╭─ MATERIAL SHOWN

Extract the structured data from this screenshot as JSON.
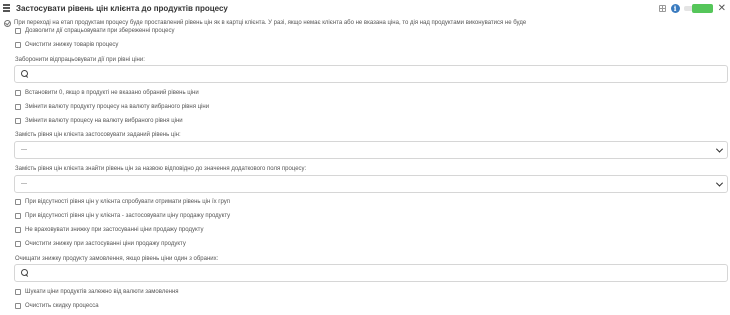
{
  "header": {
    "title": "Застосувати рівень цін клієнта до продуктів процесу"
  },
  "note": "При переході на етап продуктам процесу буде проставлений рівень цін як в картці клієнта. У разі, якщо немає клієнта або не вказана ціна, то дія над продуктами виконуватися не буде",
  "options_top": [
    "Дозволити дії спрацьовувати при збереженні процесу",
    "Очистити знижку товарів процесу"
  ],
  "forbid_label": "Заборонити відпрацьовувати дії при рівні ціни:",
  "options_mid": [
    "Встановити 0, якщо в продукті не вказано обраний рівень ціни",
    "Змінити валюту продукту процесу на валюту вибраного рівня ціни",
    "Змінити валюту процесу на валюту вибраного рівня ціни"
  ],
  "select1": {
    "label": "Замість рівня цін клієнта застосовувати заданий рівень цін:",
    "value": "---"
  },
  "select2": {
    "label": "Замість рівня цін клієнта знайти рівень цін за назвою відповідно до значення додаткового поля процесу:",
    "value": "---"
  },
  "options_low": [
    "При відсутності рівня цін у клієнта спробувати отримати рівень цін їх груп",
    "При відсутності рівня цін у клієнта - застосовувати ціну продажу продукту",
    "Не враховувати знижку при застосуванні ціни продажу продукту",
    "Очистити знижку при застосуванні ціни продажу продукту"
  ],
  "clear_label": "Очищати знижку продукту замовлення, якщо рівень ціни один з обраних:",
  "options_bottom": [
    "Шукати ціни продуктів залежно від валюти замовлення",
    "Очистить скидку процесса"
  ],
  "colors": {
    "toggle_on": "#55c65a",
    "info": "#3a7bbf"
  },
  "icons": [
    "drag-handle-icon",
    "grid-icon",
    "info-icon",
    "close-icon",
    "check-circle-icon",
    "search-icon",
    "chevron-down-icon"
  ]
}
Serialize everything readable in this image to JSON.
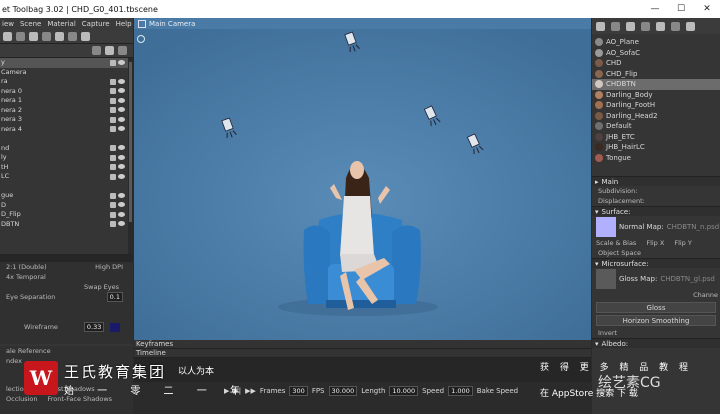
{
  "window": {
    "title": "et Toolbag 3.02  |  CHD_G0_401.tbscene",
    "min": "—",
    "max": "☐",
    "close": "✕"
  },
  "menu": [
    "iew",
    "Scene",
    "Material",
    "Capture",
    "Help"
  ],
  "scene_tree": {
    "header": "y",
    "items": [
      "Camera",
      "ra",
      "nera 0",
      "nera 1",
      "nera 2",
      "nera 3",
      "nera 4",
      "",
      "nd",
      "ly",
      "tH",
      "LC",
      "",
      "gue",
      "D",
      "D_Flip",
      "DBTN"
    ]
  },
  "left_settings": {
    "stereo_mode": "2:1 (Double)",
    "high_dpi": "High DPI",
    "temporal": "4x Temporal",
    "swap_eyes": "Swap Eyes",
    "eye_sep_label": "Eye Separation",
    "eye_sep_value": "0.1",
    "wireframe_label": "Wireframe",
    "wireframe_value": "0.33",
    "scale_ref": "ale Reference",
    "index": "ndex",
    "reflection": "lection",
    "rc_shadows": "Raycast Shadows",
    "occlusion": "Occlusion",
    "front_face": "Front-Face Shadows"
  },
  "viewport": {
    "camera_label": "Main Camera"
  },
  "materials": [
    {
      "name": "AO_Plane",
      "color": "#8a8a8a"
    },
    {
      "name": "AO_SofaC",
      "color": "#9a9a9a"
    },
    {
      "name": "CHD",
      "color": "#7a5a48"
    },
    {
      "name": "CHD_Flip",
      "color": "#8a6650"
    },
    {
      "name": "CHDBTN",
      "color": "#d0c8c0"
    },
    {
      "name": "Darling_Body",
      "color": "#b08060"
    },
    {
      "name": "Darling_FootH",
      "color": "#a07050"
    },
    {
      "name": "Darling_Head2",
      "color": "#7a5a44"
    },
    {
      "name": "Default",
      "color": "#707070"
    },
    {
      "name": "JHB_ETC",
      "color": "#504040"
    },
    {
      "name": "JHB_HairLC",
      "color": "#3a2a22"
    },
    {
      "name": "Tongue",
      "color": "#a05a50"
    }
  ],
  "props": {
    "main": "Main",
    "subdivision": "Subdivision:",
    "displacement": "Displacement:",
    "surface": "Surface:",
    "normal_map": "Normal Map:",
    "normal_map_file": "CHDBTN_n.psd",
    "scale_bias": "Scale & Bias",
    "flip_x": "Flip X",
    "flip_y": "Flip Y",
    "object_space": "Object Space",
    "microsurface": "Microsurface:",
    "gloss_map": "Gloss Map:",
    "gloss_map_file": "CHDBTN_gl.psd",
    "channel": "Channe",
    "gloss": "Gloss",
    "horizon": "Horizon Smoothing",
    "invert": "Invert",
    "albedo": "Albedo:"
  },
  "bottom": {
    "keyframes": "Keyframes",
    "timeline": "Timeline",
    "frames_label": "Frames",
    "frames_value": "300",
    "fps_label": "FPS",
    "fps_value": "30.000",
    "length_label": "Length",
    "length_value": "10.000",
    "speed_label": "Speed",
    "speed_value": "1.000",
    "bake_label": "Bake Speed"
  },
  "watermark": {
    "logo": "W",
    "org": "王氏教育集团",
    "slogan": "以人为本",
    "subline": "始 一 零 二 一 年",
    "right1": "获 得 更 多 精 品 教 程",
    "right2": "在 AppStore 搜索 下 载",
    "yuansu": "绘艺素CG"
  }
}
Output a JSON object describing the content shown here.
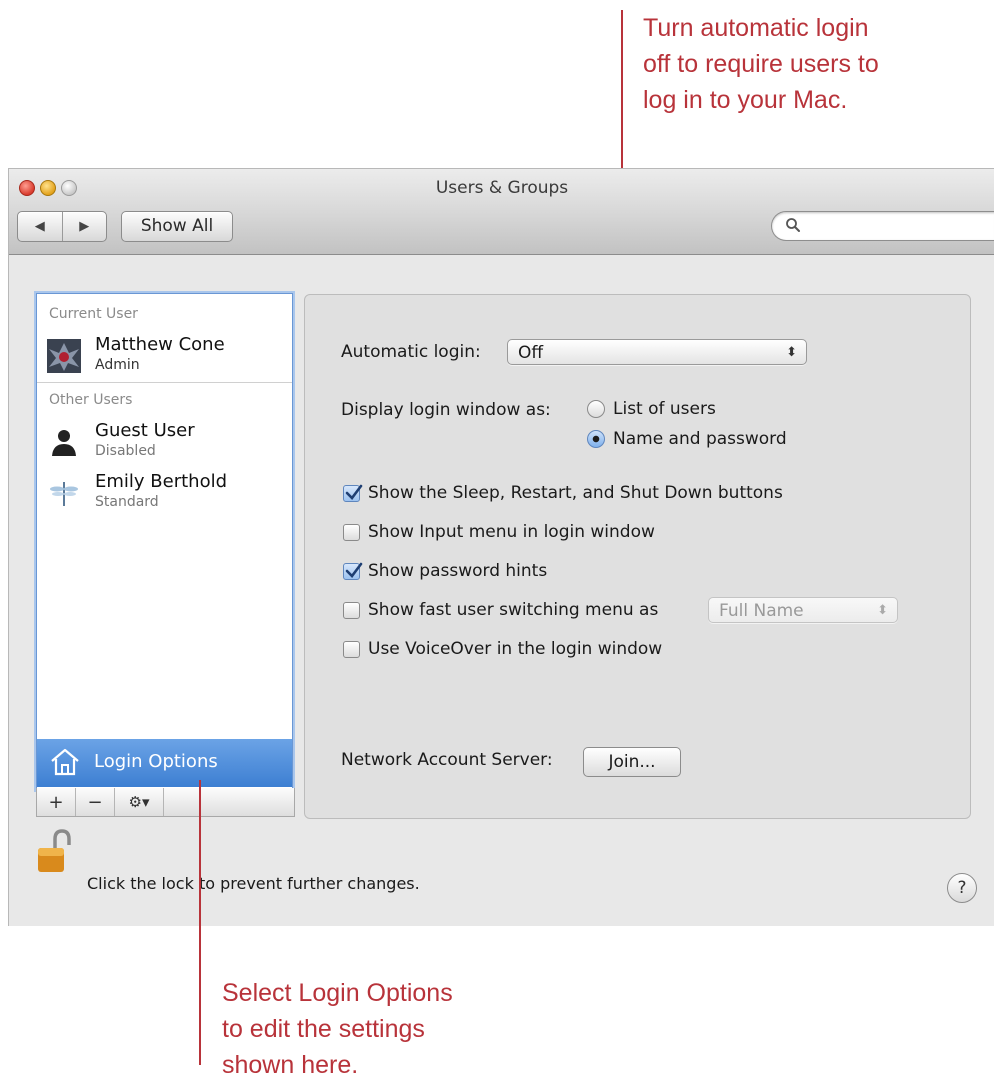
{
  "annotations": {
    "top": [
      "Turn automatic login",
      "off to require users to",
      "log in to your Mac."
    ],
    "bottom": [
      "Select Login Options",
      "to edit the settings",
      "shown here."
    ],
    "color": "#b8333a"
  },
  "window": {
    "title": "Users & Groups",
    "toolbar": {
      "back_icon": "◀",
      "forward_icon": "▶",
      "show_all_label": "Show All",
      "search_placeholder": ""
    }
  },
  "sidebar": {
    "current_user_header": "Current User",
    "current_user": {
      "name": "Matthew Cone",
      "role": "Admin"
    },
    "other_users_header": "Other Users",
    "other_users": [
      {
        "name": "Guest User",
        "role": "Disabled"
      },
      {
        "name": "Emily Berthold",
        "role": "Standard"
      }
    ],
    "selected_item": "Login Options",
    "toolbar": {
      "add": "+",
      "remove": "−",
      "action": "⚙▾"
    }
  },
  "login_options": {
    "automatic_login_label": "Automatic login:",
    "automatic_login_value": "Off",
    "display_window_label": "Display login window as:",
    "radio_list_of_users": "List of users",
    "radio_name_and_password": "Name and password",
    "selected_display": "Name and password",
    "checkboxes": [
      {
        "label": "Show the Sleep, Restart, and Shut Down buttons",
        "checked": true
      },
      {
        "label": "Show Input menu in login window",
        "checked": false
      },
      {
        "label": "Show password hints",
        "checked": true
      },
      {
        "label": "Show fast user switching menu as",
        "checked": false
      },
      {
        "label": "Use VoiceOver in the login window",
        "checked": false
      }
    ],
    "fast_user_switching_value": "Full Name",
    "network_account_label": "Network Account Server:",
    "join_button": "Join..."
  },
  "footer": {
    "lock_text": "Click the lock to prevent further changes.",
    "help_label": "?"
  }
}
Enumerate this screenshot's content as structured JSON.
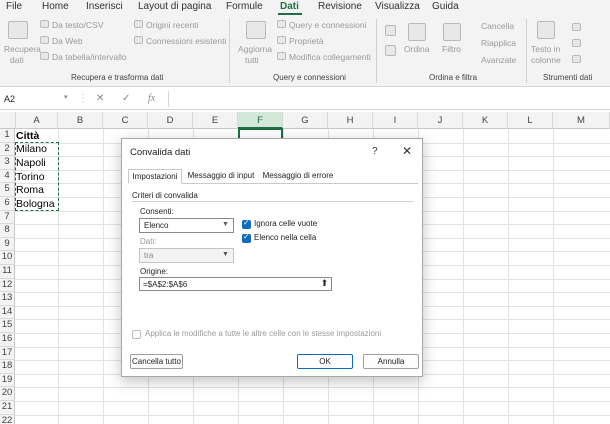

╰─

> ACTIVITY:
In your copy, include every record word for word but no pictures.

> RESULT BELOW:
Extract the structured data from this screenshot as JSON.
{
  "header": {
    "title": "Застосувати рівень цін клієнта до продуктів процесу"
  },
  "note": "При переході на етап продуктам процесу буде проставлений рівень цін як в картці клієнта. У разі, якщо немає клієнта або не вказана ціна, то дія над продуктами виконуватися не буде",
  "options_top": [
    "Дозволити дії спрацьовувати при збереженні процесу",
    "Очистити знижку товарів процесу"
  ],
  "forbid_label": "Заборонити відпрацьовувати дії при рівні ціни:",
  "options_mid": [
    "Встановити 0, якщо в продукті не вказано обраний рівень ціни",
    "Змінити валюту продукту процесу на валюту вибраного рівня ціни",
    "Змінити валюту процесу на валюту вибраного рівня ціни"
  ],
  "select1": {
    "label": "Замість рівня цін клієнта застосовувати заданий рівень цін:",
    "value": "---"
  },
  "select2": {
    "label": "Замість рівня цін клієнта знайти рівень цін за назвою відповідно до значення додаткового поля процесу:",
    "value": "---"
  },
  "options_low": [
    "При відсутності рівня цін у клієнта спробувати отримати рівень цін їх груп",
    "При відсутності рівня цін у клієнта - застосовувати ціну продажу продукту",
    "Не враховувати знижку при застосуванні ціни продажу продукту",
    "Очистити знижку при застосуванні ціни продажу продукту"
  ],
  "clear_label": "Очищати знижку продукту замовлення, якщо рівень ціни один з обраних:",
  "options_bottom": [
    "Шукати ціни продуктів залежно від валюти замовлення",
    "Очистить скидку процесса"
  ],
  "colors": {
    "toggle_on": "#55c65a",
    "info": "#3a7bbf"
  },
  "icons": [
    "drag-handle-icon",
    "grid-icon",
    "info-icon",
    "close-icon",
    "check-circle-icon",
    "search-icon",
    "chevron-down-icon"
  ]
}
Serialize everything readable in this image to JSON.
{
  "window": {
    "title": "et Toolbag 3.02  |  CHD_G0_401.tbscene",
    "min": "—",
    "max": "☐",
    "close": "✕"
  },
  "menu": [
    "iew",
    "Scene",
    "Material",
    "Capture",
    "Help"
  ],
  "scene_tree": {
    "header": "y",
    "items": [
      "Camera",
      "ra",
      "nera 0",
      "nera 1",
      "nera 2",
      "nera 3",
      "nera 4",
      "",
      "nd",
      "ly",
      "tH",
      "LC",
      "",
      "gue",
      "D",
      "D_Flip",
      "DBTN"
    ]
  },
  "left_settings": {
    "stereo_mode": "2:1 (Double)",
    "high_dpi": "High DPI",
    "temporal": "4x Temporal",
    "swap_eyes": "Swap Eyes",
    "eye_sep_label": "Eye Separation",
    "eye_sep_value": "0.1",
    "wireframe_label": "Wireframe",
    "wireframe_value": "0.33",
    "scale_ref": "ale Reference",
    "index": "ndex",
    "reflection": "lection",
    "rc_shadows": "Raycast Shadows",
    "occlusion": "Occlusion",
    "front_face": "Front-Face Shadows"
  },
  "viewport": {
    "camera_label": "Main Camera"
  },
  "materials": [
    {
      "name": "AO_Plane",
      "color": "#8a8a8a"
    },
    {
      "name": "AO_SofaC",
      "color": "#9a9a9a"
    },
    {
      "name": "CHD",
      "color": "#7a5a48"
    },
    {
      "name": "CHD_Flip",
      "color": "#8a6650"
    },
    {
      "name": "CHDBTN",
      "color": "#d0c8c0"
    },
    {
      "name": "Darling_Body",
      "color": "#b08060"
    },
    {
      "name": "Darling_FootH",
      "color": "#a07050"
    },
    {
      "name": "Darling_Head2",
      "color": "#7a5a44"
    },
    {
      "name": "Default",
      "color": "#707070"
    },
    {
      "name": "JHB_ETC",
      "color": "#504040"
    },
    {
      "name": "JHB_HairLC",
      "color": "#3a2a22"
    },
    {
      "name": "Tongue",
      "color": "#a05a50"
    }
  ],
  "props": {
    "main": "Main",
    "subdivision": "Subdivision:",
    "displacement": "Displacement:",
    "surface": "Surface:",
    "normal_map": "Normal Map:",
    "normal_map_file": "CHDBTN_n.psd",
    "scale_bias": "Scale & Bias",
    "flip_x": "Flip X",
    "flip_y": "Flip Y",
    "object_space": "Object Space",
    "microsurface": "Microsurface:",
    "gloss_map": "Gloss Map:",
    "gloss_map_file": "CHDBTN_gl.psd",
    "channel": "Channe",
    "gloss": "Gloss",
    "horizon": "Horizon Smoothing",
    "invert": "Invert",
    "albedo": "Albedo:"
  },
  "bottom": {
    "keyframes": "Keyframes",
    "timeline": "Timeline",
    "frames_label": "Frames",
    "frames_value": "300",
    "fps_label": "FPS",
    "fps_value": "30.000",
    "length_label": "Length",
    "length_value": "10.000",
    "speed_label": "Speed",
    "speed_value": "1.000",
    "bake_label": "Bake Speed"
  },
  "watermark": {
    "logo": "W",
    "org": "王氏教育集团",
    "slogan": "以人为本",
    "subline": "始 一 零 二 一 年",
    "right1": "获 得 更 多 精 品 教 程",
    "right2": "在 AppStore 搜索 下 载",
    "yuansu": "绘艺素CG"
  }
}
Output a JSON object describing the content shown here.
{
  "annotations": {
    "top": [
      "Turn automatic login",
      "off to require users to",
      "log in to your Mac."
    ],
    "bottom": [
      "Select Login Options",
      "to edit the settings",
      "shown here."
    ],
    "color": "#b8333a"
  },
  "window": {
    "title": "Users & Groups",
    "toolbar": {
      "back_icon": "◀",
      "forward_icon": "▶",
      "show_all_label": "Show All",
      "search_placeholder": ""
    }
  },
  "sidebar": {
    "current_user_header": "Current User",
    "current_user": {
      "name": "Matthew Cone",
      "role": "Admin"
    },
    "other_users_header": "Other Users",
    "other_users": [
      {
        "name": "Guest User",
        "role": "Disabled"
      },
      {
        "name": "Emily Berthold",
        "role": "Standard"
      }
    ],
    "selected_item": "Login Options",
    "toolbar": {
      "add": "+",
      "remove": "−",
      "action": "⚙▾"
    }
  },
  "login_options": {
    "automatic_login_label": "Automatic login:",
    "automatic_login_value": "Off",
    "display_window_label": "Display login window as:",
    "radio_list_of_users": "List of users",
    "radio_name_and_password": "Name and password",
    "selected_display": "Name and password",
    "checkboxes": [
      {
        "label": "Show the Sleep, Restart, and Shut Down buttons",
        "checked": true
      },
      {
        "label": "Show Input menu in login window",
        "checked": false
      },
      {
        "label": "Show password hints",
        "checked": true
      },
      {
        "label": "Show fast user switching menu as",
        "checked": false
      },
      {
        "label": "Use VoiceOver in the login window",
        "checked": false
      }
    ],
    "fast_user_switching_value": "Full Name",
    "network_account_label": "Network Account Server:",
    "join_button": "Join..."
  },
  "footer": {
    "lock_text": "Click the lock to prevent further changes.",
    "help_label": "?"
  }
}
Enumerate this screenshot's content as structured JSON.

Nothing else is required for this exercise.